## Your instructions
Please print the full listing exactly.

---+---

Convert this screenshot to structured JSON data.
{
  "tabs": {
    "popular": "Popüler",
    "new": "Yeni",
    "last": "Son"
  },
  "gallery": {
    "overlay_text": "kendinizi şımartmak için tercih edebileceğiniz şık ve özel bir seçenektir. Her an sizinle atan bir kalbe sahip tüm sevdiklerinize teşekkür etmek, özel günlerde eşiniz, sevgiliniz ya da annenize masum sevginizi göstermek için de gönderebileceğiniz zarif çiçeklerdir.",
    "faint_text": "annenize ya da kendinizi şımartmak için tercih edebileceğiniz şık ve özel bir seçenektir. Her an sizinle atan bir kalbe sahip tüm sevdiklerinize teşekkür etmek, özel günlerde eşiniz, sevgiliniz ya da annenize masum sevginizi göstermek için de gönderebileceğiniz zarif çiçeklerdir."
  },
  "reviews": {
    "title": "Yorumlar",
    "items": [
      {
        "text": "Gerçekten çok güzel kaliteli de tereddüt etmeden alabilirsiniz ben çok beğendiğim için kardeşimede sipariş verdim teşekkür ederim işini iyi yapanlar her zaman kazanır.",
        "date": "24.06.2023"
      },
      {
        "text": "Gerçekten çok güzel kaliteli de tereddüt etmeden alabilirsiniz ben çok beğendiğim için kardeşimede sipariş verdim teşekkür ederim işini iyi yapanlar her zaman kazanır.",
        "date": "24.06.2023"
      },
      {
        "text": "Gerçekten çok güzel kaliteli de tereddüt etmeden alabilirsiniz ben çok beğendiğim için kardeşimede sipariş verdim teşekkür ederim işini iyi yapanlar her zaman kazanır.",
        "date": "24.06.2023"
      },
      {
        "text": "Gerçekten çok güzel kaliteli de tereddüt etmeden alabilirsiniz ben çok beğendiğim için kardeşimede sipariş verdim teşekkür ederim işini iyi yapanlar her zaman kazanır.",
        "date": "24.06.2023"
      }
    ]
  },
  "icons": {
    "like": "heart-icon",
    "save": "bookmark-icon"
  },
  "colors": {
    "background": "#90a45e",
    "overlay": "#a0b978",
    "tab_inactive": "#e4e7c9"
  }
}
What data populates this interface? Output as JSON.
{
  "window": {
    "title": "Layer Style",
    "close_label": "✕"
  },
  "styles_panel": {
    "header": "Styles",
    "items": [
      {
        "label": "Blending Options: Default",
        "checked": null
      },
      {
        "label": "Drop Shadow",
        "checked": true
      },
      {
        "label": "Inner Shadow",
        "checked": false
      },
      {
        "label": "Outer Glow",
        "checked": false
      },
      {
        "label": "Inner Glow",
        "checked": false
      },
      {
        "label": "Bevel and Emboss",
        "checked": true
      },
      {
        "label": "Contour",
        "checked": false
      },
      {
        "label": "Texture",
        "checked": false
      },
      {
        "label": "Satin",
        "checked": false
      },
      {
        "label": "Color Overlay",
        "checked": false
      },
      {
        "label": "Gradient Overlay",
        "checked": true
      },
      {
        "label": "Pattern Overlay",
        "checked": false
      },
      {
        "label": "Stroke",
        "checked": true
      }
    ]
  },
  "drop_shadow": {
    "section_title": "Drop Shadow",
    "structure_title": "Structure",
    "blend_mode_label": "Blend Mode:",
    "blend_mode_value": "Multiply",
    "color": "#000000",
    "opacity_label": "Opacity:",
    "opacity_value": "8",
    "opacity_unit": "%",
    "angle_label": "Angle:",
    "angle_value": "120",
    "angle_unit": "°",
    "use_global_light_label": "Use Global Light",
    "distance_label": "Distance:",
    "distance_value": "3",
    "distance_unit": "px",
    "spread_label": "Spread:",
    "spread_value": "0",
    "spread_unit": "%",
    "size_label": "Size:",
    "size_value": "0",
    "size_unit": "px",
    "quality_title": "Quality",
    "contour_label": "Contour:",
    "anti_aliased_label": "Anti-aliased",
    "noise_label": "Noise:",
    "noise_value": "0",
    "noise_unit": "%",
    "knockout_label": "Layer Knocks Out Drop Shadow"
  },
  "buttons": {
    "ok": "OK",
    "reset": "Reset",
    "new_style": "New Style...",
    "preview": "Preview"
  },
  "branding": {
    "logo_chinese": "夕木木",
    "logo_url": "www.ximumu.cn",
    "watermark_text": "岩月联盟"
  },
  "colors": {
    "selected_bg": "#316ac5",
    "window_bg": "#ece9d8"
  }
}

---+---

## Result of the task
Convert this screenshot to structured JSON data.
{
  "tabs": {
    "popular": "Popüler",
    "new": "Yeni",
    "last": "Son"
  },
  "gallery": {
    "overlay_text": "kendinizi şımartmak için tercih edebileceğiniz şık ve özel bir seçenektir. Her an sizinle atan bir kalbe sahip tüm sevdiklerinize teşekkür etmek, özel günlerde eşiniz, sevgiliniz ya da annenize masum sevginizi göstermek için de gönderebileceğiniz zarif çiçeklerdir.",
    "faint_text": "annenize ya da kendinizi şımartmak için tercih edebileceğiniz şık ve özel bir seçenektir. Her an sizinle atan bir kalbe sahip tüm sevdiklerinize teşekkür etmek, özel günlerde eşiniz, sevgiliniz ya da annenize masum sevginizi göstermek için de gönderebileceğiniz zarif çiçeklerdir."
  },
  "reviews": {
    "title": "Yorumlar",
    "items": [
      {
        "text": "Gerçekten çok güzel kaliteli de tereddüt etmeden alabilirsiniz ben çok beğendiğim için kardeşimede sipariş verdim teşekkür ederim işini iyi yapanlar her zaman kazanır.",
        "date": "24.06.2023"
      },
      {
        "text": "Gerçekten çok güzel kaliteli de tereddüt etmeden alabilirsiniz ben çok beğendiğim için kardeşimede sipariş verdim teşekkür ederim işini iyi yapanlar her zaman kazanır.",
        "date": "24.06.2023"
      },
      {
        "text": "Gerçekten çok güzel kaliteli de tereddüt etmeden alabilirsiniz ben çok beğendiğim için kardeşimede sipariş verdim teşekkür ederim işini iyi yapanlar her zaman kazanır.",
        "date": "24.06.2023"
      },
      {
        "text": "Gerçekten çok güzel kaliteli de tereddüt etmeden alabilirsiniz ben çok beğendiğim için kardeşimede sipariş verdim teşekkür ederim işini iyi yapanlar her zaman kazanır.",
        "date": "24.06.2023"
      }
    ]
  },
  "icons": {
    "like": "heart-icon",
    "save": "bookmark-icon"
  },
  "colors": {
    "background": "#90a45e",
    "overlay": "#a0b978",
    "tab_inactive": "#e4e7c9"
  }
}
What data populates this interface? Output as JSON.
{
  "window": {
    "title": "Layer Style",
    "close_label": "✕"
  },
  "styles_panel": {
    "header": "Styles",
    "items": [
      {
        "label": "Blending Options: Default",
        "checked": null
      },
      {
        "label": "Drop Shadow",
        "checked": true
      },
      {
        "label": "Inner Shadow",
        "checked": false
      },
      {
        "label": "Outer Glow",
        "checked": false
      },
      {
        "label": "Inner Glow",
        "checked": false
      },
      {
        "label": "Bevel and Emboss",
        "checked": true
      },
      {
        "label": "Contour",
        "checked": false
      },
      {
        "label": "Texture",
        "checked": false
      },
      {
        "label": "Satin",
        "checked": false
      },
      {
        "label": "Color Overlay",
        "checked": false
      },
      {
        "label": "Gradient Overlay",
        "checked": true
      },
      {
        "label": "Pattern Overlay",
        "checked": false
      },
      {
        "label": "Stroke",
        "checked": true
      }
    ]
  },
  "drop_shadow": {
    "section_title": "Drop Shadow",
    "structure_title": "Structure",
    "blend_mode_label": "Blend Mode:",
    "blend_mode_value": "Multiply",
    "color": "#000000",
    "opacity_label": "Opacity:",
    "opacity_value": "8",
    "opacity_unit": "%",
    "angle_label": "Angle:",
    "angle_value": "120",
    "angle_unit": "°",
    "use_global_light_label": "Use Global Light",
    "distance_label": "Distance:",
    "distance_value": "3",
    "distance_unit": "px",
    "spread_label": "Spread:",
    "spread_value": "0",
    "spread_unit": "%",
    "size_label": "Size:",
    "size_value": "0",
    "size_unit": "px",
    "quality_title": "Quality",
    "contour_label": "Contour:",
    "anti_aliased_label": "Anti-aliased",
    "noise_label": "Noise:",
    "noise_value": "0",
    "noise_unit": "%",
    "knockout_label": "Layer Knocks Out Drop Shadow"
  },
  "buttons": {
    "ok": "OK",
    "reset": "Reset",
    "new_style": "New Style...",
    "preview": "Preview"
  },
  "branding": {
    "logo_chinese": "夕木木",
    "logo_url": "www.ximumu.cn",
    "watermark_text": "岩月联盟"
  },
  "colors": {
    "selected_bg": "#316ac5",
    "window_bg": "#ece9d8"
  }
}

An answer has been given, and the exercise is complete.